DATA SHOWN START

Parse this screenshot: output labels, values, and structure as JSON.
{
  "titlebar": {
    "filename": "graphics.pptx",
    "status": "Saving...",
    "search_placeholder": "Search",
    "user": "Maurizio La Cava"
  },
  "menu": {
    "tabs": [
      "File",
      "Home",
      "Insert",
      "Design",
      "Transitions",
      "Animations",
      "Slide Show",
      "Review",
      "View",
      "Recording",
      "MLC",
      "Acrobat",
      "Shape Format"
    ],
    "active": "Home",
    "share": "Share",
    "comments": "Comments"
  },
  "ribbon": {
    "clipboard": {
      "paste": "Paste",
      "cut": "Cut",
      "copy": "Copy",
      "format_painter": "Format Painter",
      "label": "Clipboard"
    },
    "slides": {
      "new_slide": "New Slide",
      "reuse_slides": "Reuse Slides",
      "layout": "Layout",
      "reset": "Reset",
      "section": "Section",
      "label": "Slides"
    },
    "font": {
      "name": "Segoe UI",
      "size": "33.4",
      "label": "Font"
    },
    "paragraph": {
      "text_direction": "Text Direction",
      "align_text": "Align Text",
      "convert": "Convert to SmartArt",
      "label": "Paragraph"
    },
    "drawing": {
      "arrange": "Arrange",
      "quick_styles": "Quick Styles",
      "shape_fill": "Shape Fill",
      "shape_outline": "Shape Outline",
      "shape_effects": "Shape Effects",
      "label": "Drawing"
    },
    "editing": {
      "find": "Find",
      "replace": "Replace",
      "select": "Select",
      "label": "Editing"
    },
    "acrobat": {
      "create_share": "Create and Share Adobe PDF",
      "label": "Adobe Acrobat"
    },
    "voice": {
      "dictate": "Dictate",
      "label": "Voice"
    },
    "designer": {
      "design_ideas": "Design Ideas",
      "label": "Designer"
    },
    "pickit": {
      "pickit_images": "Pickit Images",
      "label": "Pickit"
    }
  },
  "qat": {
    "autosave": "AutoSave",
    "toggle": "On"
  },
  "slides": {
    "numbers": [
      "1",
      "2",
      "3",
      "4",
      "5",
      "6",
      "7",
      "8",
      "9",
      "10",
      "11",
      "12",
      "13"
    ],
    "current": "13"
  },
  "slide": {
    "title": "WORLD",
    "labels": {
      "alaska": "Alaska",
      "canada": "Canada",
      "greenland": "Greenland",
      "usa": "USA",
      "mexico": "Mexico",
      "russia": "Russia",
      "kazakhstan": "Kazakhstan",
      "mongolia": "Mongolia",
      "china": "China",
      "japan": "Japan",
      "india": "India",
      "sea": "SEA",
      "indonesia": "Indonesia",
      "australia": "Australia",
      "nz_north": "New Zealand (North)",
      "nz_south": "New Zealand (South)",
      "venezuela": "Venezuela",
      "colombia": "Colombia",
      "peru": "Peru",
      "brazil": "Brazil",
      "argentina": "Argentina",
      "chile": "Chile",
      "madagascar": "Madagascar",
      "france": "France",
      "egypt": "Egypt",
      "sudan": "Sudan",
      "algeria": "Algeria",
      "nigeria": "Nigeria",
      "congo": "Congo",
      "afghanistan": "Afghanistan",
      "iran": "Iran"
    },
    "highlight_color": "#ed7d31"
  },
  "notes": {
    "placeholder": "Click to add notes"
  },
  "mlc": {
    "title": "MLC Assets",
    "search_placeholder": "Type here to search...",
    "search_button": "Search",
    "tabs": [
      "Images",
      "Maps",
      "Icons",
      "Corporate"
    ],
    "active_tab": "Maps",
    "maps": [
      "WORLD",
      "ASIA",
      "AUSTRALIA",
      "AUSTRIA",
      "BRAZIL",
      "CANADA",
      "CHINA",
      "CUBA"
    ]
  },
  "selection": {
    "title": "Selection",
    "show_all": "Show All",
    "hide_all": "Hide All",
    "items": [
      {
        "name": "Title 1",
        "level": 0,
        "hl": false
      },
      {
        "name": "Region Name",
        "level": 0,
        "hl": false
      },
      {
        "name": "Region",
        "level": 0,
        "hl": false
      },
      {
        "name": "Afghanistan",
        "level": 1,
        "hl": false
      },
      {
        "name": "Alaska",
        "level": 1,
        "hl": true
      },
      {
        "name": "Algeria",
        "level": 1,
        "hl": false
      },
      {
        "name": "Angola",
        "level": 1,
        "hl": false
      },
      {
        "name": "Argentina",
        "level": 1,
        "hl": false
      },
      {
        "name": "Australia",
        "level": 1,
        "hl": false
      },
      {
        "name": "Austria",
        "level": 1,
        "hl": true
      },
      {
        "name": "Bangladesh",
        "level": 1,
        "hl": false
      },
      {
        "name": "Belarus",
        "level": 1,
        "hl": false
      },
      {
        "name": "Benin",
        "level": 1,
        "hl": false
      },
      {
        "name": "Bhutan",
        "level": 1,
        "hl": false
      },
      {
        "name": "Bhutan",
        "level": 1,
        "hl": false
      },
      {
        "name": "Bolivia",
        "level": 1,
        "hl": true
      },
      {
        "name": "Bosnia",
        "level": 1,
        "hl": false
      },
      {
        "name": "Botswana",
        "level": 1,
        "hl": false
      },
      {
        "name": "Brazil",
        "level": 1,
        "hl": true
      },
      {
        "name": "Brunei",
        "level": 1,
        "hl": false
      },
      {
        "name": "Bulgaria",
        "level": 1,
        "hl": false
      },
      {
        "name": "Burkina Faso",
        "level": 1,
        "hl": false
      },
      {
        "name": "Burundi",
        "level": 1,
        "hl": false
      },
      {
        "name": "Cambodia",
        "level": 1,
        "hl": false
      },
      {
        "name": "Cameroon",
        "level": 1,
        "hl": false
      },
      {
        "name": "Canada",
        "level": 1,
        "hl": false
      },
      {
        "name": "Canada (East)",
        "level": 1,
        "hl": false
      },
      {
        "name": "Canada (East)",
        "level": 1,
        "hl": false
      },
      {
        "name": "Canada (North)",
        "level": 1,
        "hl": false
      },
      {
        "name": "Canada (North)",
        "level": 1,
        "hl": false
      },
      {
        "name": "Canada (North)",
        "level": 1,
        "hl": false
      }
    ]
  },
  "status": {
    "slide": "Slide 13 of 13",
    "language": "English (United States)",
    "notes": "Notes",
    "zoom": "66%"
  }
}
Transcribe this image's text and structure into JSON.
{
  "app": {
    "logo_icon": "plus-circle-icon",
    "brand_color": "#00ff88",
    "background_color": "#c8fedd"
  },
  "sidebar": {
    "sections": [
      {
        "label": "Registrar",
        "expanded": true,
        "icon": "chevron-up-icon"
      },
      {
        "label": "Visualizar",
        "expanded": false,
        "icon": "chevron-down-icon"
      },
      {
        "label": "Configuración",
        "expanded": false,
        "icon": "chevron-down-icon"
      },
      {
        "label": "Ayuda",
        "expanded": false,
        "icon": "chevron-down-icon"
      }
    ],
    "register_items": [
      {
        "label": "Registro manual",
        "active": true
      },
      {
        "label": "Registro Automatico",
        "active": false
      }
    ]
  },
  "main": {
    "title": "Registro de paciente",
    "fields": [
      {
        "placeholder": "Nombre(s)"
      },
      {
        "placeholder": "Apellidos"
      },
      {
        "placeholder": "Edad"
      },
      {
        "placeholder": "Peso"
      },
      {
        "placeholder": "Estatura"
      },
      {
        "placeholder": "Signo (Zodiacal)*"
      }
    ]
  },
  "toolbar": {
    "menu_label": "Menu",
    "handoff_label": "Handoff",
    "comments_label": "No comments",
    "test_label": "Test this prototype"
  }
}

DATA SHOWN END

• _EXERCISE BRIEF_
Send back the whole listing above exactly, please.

• _REPLY_
Parse this screenshot: output labels, values, and structure as JSON.
{
  "titlebar": {
    "filename": "graphics.pptx",
    "status": "Saving...",
    "search_placeholder": "Search",
    "user": "Maurizio La Cava"
  },
  "menu": {
    "tabs": [
      "File",
      "Home",
      "Insert",
      "Design",
      "Transitions",
      "Animations",
      "Slide Show",
      "Review",
      "View",
      "Recording",
      "MLC",
      "Acrobat",
      "Shape Format"
    ],
    "active": "Home",
    "share": "Share",
    "comments": "Comments"
  },
  "ribbon": {
    "clipboard": {
      "paste": "Paste",
      "cut": "Cut",
      "copy": "Copy",
      "format_painter": "Format Painter",
      "label": "Clipboard"
    },
    "slides": {
      "new_slide": "New Slide",
      "reuse_slides": "Reuse Slides",
      "layout": "Layout",
      "reset": "Reset",
      "section": "Section",
      "label": "Slides"
    },
    "font": {
      "name": "Segoe UI",
      "size": "33.4",
      "label": "Font"
    },
    "paragraph": {
      "text_direction": "Text Direction",
      "align_text": "Align Text",
      "convert": "Convert to SmartArt",
      "label": "Paragraph"
    },
    "drawing": {
      "arrange": "Arrange",
      "quick_styles": "Quick Styles",
      "shape_fill": "Shape Fill",
      "shape_outline": "Shape Outline",
      "shape_effects": "Shape Effects",
      "label": "Drawing"
    },
    "editing": {
      "find": "Find",
      "replace": "Replace",
      "select": "Select",
      "label": "Editing"
    },
    "acrobat": {
      "create_share": "Create and Share Adobe PDF",
      "label": "Adobe Acrobat"
    },
    "voice": {
      "dictate": "Dictate",
      "label": "Voice"
    },
    "designer": {
      "design_ideas": "Design Ideas",
      "label": "Designer"
    },
    "pickit": {
      "pickit_images": "Pickit Images",
      "label": "Pickit"
    }
  },
  "qat": {
    "autosave": "AutoSave",
    "toggle": "On"
  },
  "slides": {
    "numbers": [
      "1",
      "2",
      "3",
      "4",
      "5",
      "6",
      "7",
      "8",
      "9",
      "10",
      "11",
      "12",
      "13"
    ],
    "current": "13"
  },
  "slide": {
    "title": "WORLD",
    "labels": {
      "alaska": "Alaska",
      "canada": "Canada",
      "greenland": "Greenland",
      "usa": "USA",
      "mexico": "Mexico",
      "russia": "Russia",
      "kazakhstan": "Kazakhstan",
      "mongolia": "Mongolia",
      "china": "China",
      "japan": "Japan",
      "india": "India",
      "sea": "SEA",
      "indonesia": "Indonesia",
      "australia": "Australia",
      "nz_north": "New Zealand (North)",
      "nz_south": "New Zealand (South)",
      "venezuela": "Venezuela",
      "colombia": "Colombia",
      "peru": "Peru",
      "brazil": "Brazil",
      "argentina": "Argentina",
      "chile": "Chile",
      "madagascar": "Madagascar",
      "france": "France",
      "egypt": "Egypt",
      "sudan": "Sudan",
      "algeria": "Algeria",
      "nigeria": "Nigeria",
      "congo": "Congo",
      "afghanistan": "Afghanistan",
      "iran": "Iran"
    },
    "highlight_color": "#ed7d31"
  },
  "notes": {
    "placeholder": "Click to add notes"
  },
  "mlc": {
    "title": "MLC Assets",
    "search_placeholder": "Type here to search...",
    "search_button": "Search",
    "tabs": [
      "Images",
      "Maps",
      "Icons",
      "Corporate"
    ],
    "active_tab": "Maps",
    "maps": [
      "WORLD",
      "ASIA",
      "AUSTRALIA",
      "AUSTRIA",
      "BRAZIL",
      "CANADA",
      "CHINA",
      "CUBA"
    ]
  },
  "selection": {
    "title": "Selection",
    "show_all": "Show All",
    "hide_all": "Hide All",
    "items": [
      {
        "name": "Title 1",
        "level": 0,
        "hl": false
      },
      {
        "name": "Region Name",
        "level": 0,
        "hl": false
      },
      {
        "name": "Region",
        "level": 0,
        "hl": false
      },
      {
        "name": "Afghanistan",
        "level": 1,
        "hl": false
      },
      {
        "name": "Alaska",
        "level": 1,
        "hl": true
      },
      {
        "name": "Algeria",
        "level": 1,
        "hl": false
      },
      {
        "name": "Angola",
        "level": 1,
        "hl": false
      },
      {
        "name": "Argentina",
        "level": 1,
        "hl": false
      },
      {
        "name": "Australia",
        "level": 1,
        "hl": false
      },
      {
        "name": "Austria",
        "level": 1,
        "hl": true
      },
      {
        "name": "Bangladesh",
        "level": 1,
        "hl": false
      },
      {
        "name": "Belarus",
        "level": 1,
        "hl": false
      },
      {
        "name": "Benin",
        "level": 1,
        "hl": false
      },
      {
        "name": "Bhutan",
        "level": 1,
        "hl": false
      },
      {
        "name": "Bhutan",
        "level": 1,
        "hl": false
      },
      {
        "name": "Bolivia",
        "level": 1,
        "hl": true
      },
      {
        "name": "Bosnia",
        "level": 1,
        "hl": false
      },
      {
        "name": "Botswana",
        "level": 1,
        "hl": false
      },
      {
        "name": "Brazil",
        "level": 1,
        "hl": true
      },
      {
        "name": "Brunei",
        "level": 1,
        "hl": false
      },
      {
        "name": "Bulgaria",
        "level": 1,
        "hl": false
      },
      {
        "name": "Burkina Faso",
        "level": 1,
        "hl": false
      },
      {
        "name": "Burundi",
        "level": 1,
        "hl": false
      },
      {
        "name": "Cambodia",
        "level": 1,
        "hl": false
      },
      {
        "name": "Cameroon",
        "level": 1,
        "hl": false
      },
      {
        "name": "Canada",
        "level": 1,
        "hl": false
      },
      {
        "name": "Canada (East)",
        "level": 1,
        "hl": false
      },
      {
        "name": "Canada (East)",
        "level": 1,
        "hl": false
      },
      {
        "name": "Canada (North)",
        "level": 1,
        "hl": false
      },
      {
        "name": "Canada (North)",
        "level": 1,
        "hl": false
      },
      {
        "name": "Canada (North)",
        "level": 1,
        "hl": false
      }
    ]
  },
  "status": {
    "slide": "Slide 13 of 13",
    "language": "English (United States)",
    "notes": "Notes",
    "zoom": "66%"
  }
}
Transcribe this image's text and structure into JSON.
{
  "app": {
    "logo_icon": "plus-circle-icon",
    "brand_color": "#00ff88",
    "background_color": "#c8fedd"
  },
  "sidebar": {
    "sections": [
      {
        "label": "Registrar",
        "expanded": true,
        "icon": "chevron-up-icon"
      },
      {
        "label": "Visualizar",
        "expanded": false,
        "icon": "chevron-down-icon"
      },
      {
        "label": "Configuración",
        "expanded": false,
        "icon": "chevron-down-icon"
      },
      {
        "label": "Ayuda",
        "expanded": false,
        "icon": "chevron-down-icon"
      }
    ],
    "register_items": [
      {
        "label": "Registro manual",
        "active": true
      },
      {
        "label": "Registro Automatico",
        "active": false
      }
    ]
  },
  "main": {
    "title": "Registro de paciente",
    "fields": [
      {
        "placeholder": "Nombre(s)"
      },
      {
        "placeholder": "Apellidos"
      },
      {
        "placeholder": "Edad"
      },
      {
        "placeholder": "Peso"
      },
      {
        "placeholder": "Estatura"
      },
      {
        "placeholder": "Signo (Zodiacal)*"
      }
    ]
  },
  "toolbar": {
    "menu_label": "Menu",
    "handoff_label": "Handoff",
    "comments_label": "No comments",
    "test_label": "Test this prototype"
  }
}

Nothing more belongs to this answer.